▶ What is needed:
In your copy of the data below, reproduce every entry exactly and omit the pictures.

▶ Records for this task:
--- START ---
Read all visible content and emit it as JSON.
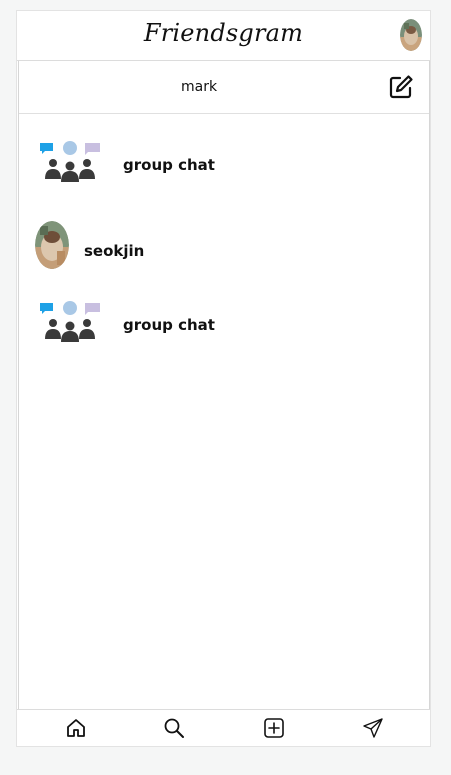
{
  "header": {
    "brand": "Friendsgram"
  },
  "messages": {
    "current_user": "mark",
    "conversations": [
      {
        "name": "group chat",
        "type": "group",
        "icon": "group-chat-icon"
      },
      {
        "name": "seokjin",
        "type": "user",
        "icon": "avatar"
      },
      {
        "name": "group chat",
        "type": "group",
        "icon": "group-chat-icon"
      }
    ]
  },
  "nav": {
    "items": [
      {
        "icon": "home-icon"
      },
      {
        "icon": "search-icon"
      },
      {
        "icon": "add-post-icon"
      },
      {
        "icon": "send-icon"
      }
    ]
  },
  "colors": {
    "bubble_blue": "#1ea1e6",
    "bubble_lightblue": "#a9c8e6",
    "bubble_lavender": "#c8bfe0",
    "people": "#3a3a3a"
  }
}
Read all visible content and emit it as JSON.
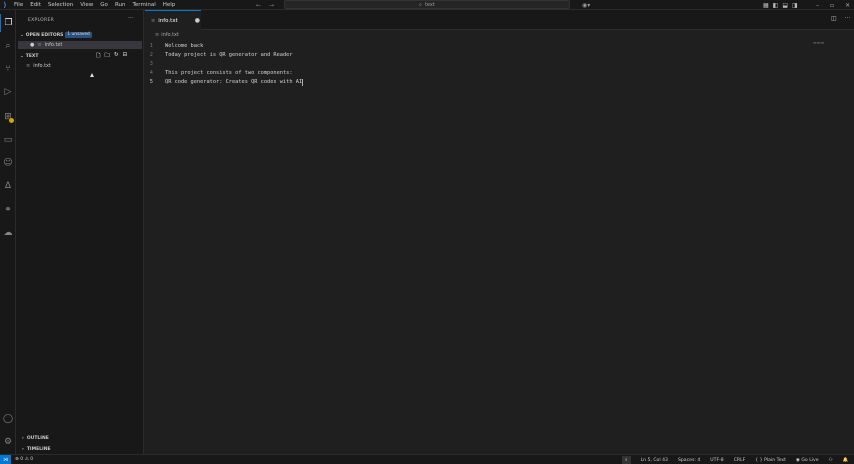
{
  "menu": [
    "File",
    "Edit",
    "Selection",
    "View",
    "Go",
    "Run",
    "Terminal",
    "Help"
  ],
  "command_center": {
    "text": "text"
  },
  "sidebar": {
    "title": "EXPLORER",
    "open_editors": {
      "label": "OPEN EDITORS",
      "badge": "1 unsaved",
      "file": "info.txt"
    },
    "folder": {
      "label": "TEXT",
      "file": "info.txt"
    },
    "outline_label": "OUTLINE",
    "timeline_label": "TIMELINE"
  },
  "editor": {
    "tab_label": "info.txt",
    "breadcrumb": "info.txt",
    "lines": [
      {
        "n": "1",
        "text": "Welcome back"
      },
      {
        "n": "2",
        "text": "Today project is QR generator and Reader"
      },
      {
        "n": "3",
        "text": ""
      },
      {
        "n": "4",
        "text": "This project consists of two components:"
      },
      {
        "n": "5",
        "text": "QR code generator: Creates QR codes with AI"
      }
    ]
  },
  "statusbar": {
    "problems": "⊗ 0 ⚠ 0",
    "position": "Ln 5, Col 43",
    "spaces": "Spaces: 4",
    "encoding": "UTF-8",
    "eol": "CRLF",
    "language": "Plain Text",
    "go_live": "Go Live"
  },
  "icons": {
    "explorer": "files-icon",
    "search": "search-icon",
    "scm": "source-control-icon",
    "run": "run-debug-icon",
    "extensions": "extensions-icon",
    "accounts": "account-icon",
    "settings": "gear-icon"
  },
  "colors": {
    "accent": "#0078d4",
    "background": "#1f1f1f",
    "sidebar": "#181818"
  }
}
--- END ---
▶ Answer section:
Read all visible content and emit it as JSON.
{
  "header": {
    "brand": "Friendsgram"
  },
  "messages": {
    "current_user": "mark",
    "conversations": [
      {
        "name": "group chat",
        "type": "group",
        "icon": "group-chat-icon"
      },
      {
        "name": "seokjin",
        "type": "user",
        "icon": "avatar"
      },
      {
        "name": "group chat",
        "type": "group",
        "icon": "group-chat-icon"
      }
    ]
  },
  "nav": {
    "items": [
      {
        "icon": "home-icon"
      },
      {
        "icon": "search-icon"
      },
      {
        "icon": "add-post-icon"
      },
      {
        "icon": "send-icon"
      }
    ]
  },
  "colors": {
    "bubble_blue": "#1ea1e6",
    "bubble_lightblue": "#a9c8e6",
    "bubble_lavender": "#c8bfe0",
    "people": "#3a3a3a"
  }
}
Read all visible content and emit it as JSON.
{
  "menu": [
    "File",
    "Edit",
    "Selection",
    "View",
    "Go",
    "Run",
    "Terminal",
    "Help"
  ],
  "command_center": {
    "text": "text"
  },
  "sidebar": {
    "title": "EXPLORER",
    "open_editors": {
      "label": "OPEN EDITORS",
      "badge": "1 unsaved",
      "file": "info.txt"
    },
    "folder": {
      "label": "TEXT",
      "file": "info.txt"
    },
    "outline_label": "OUTLINE",
    "timeline_label": "TIMELINE"
  },
  "editor": {
    "tab_label": "info.txt",
    "breadcrumb": "info.txt",
    "lines": [
      {
        "n": "1",
        "text": "Welcome back"
      },
      {
        "n": "2",
        "text": "Today project is QR generator and Reader"
      },
      {
        "n": "3",
        "text": ""
      },
      {
        "n": "4",
        "text": "This project consists of two components:"
      },
      {
        "n": "5",
        "text": "QR code generator: Creates QR codes with AI"
      }
    ]
  },
  "statusbar": {
    "problems": "⊗ 0 ⚠ 0",
    "position": "Ln 5, Col 43",
    "spaces": "Spaces: 4",
    "encoding": "UTF-8",
    "eol": "CRLF",
    "language": "Plain Text",
    "go_live": "Go Live"
  },
  "icons": {
    "explorer": "files-icon",
    "search": "search-icon",
    "scm": "source-control-icon",
    "run": "run-debug-icon",
    "extensions": "extensions-icon",
    "accounts": "account-icon",
    "settings": "gear-icon"
  },
  "colors": {
    "accent": "#0078d4",
    "background": "#1f1f1f",
    "sidebar": "#181818"
  }
}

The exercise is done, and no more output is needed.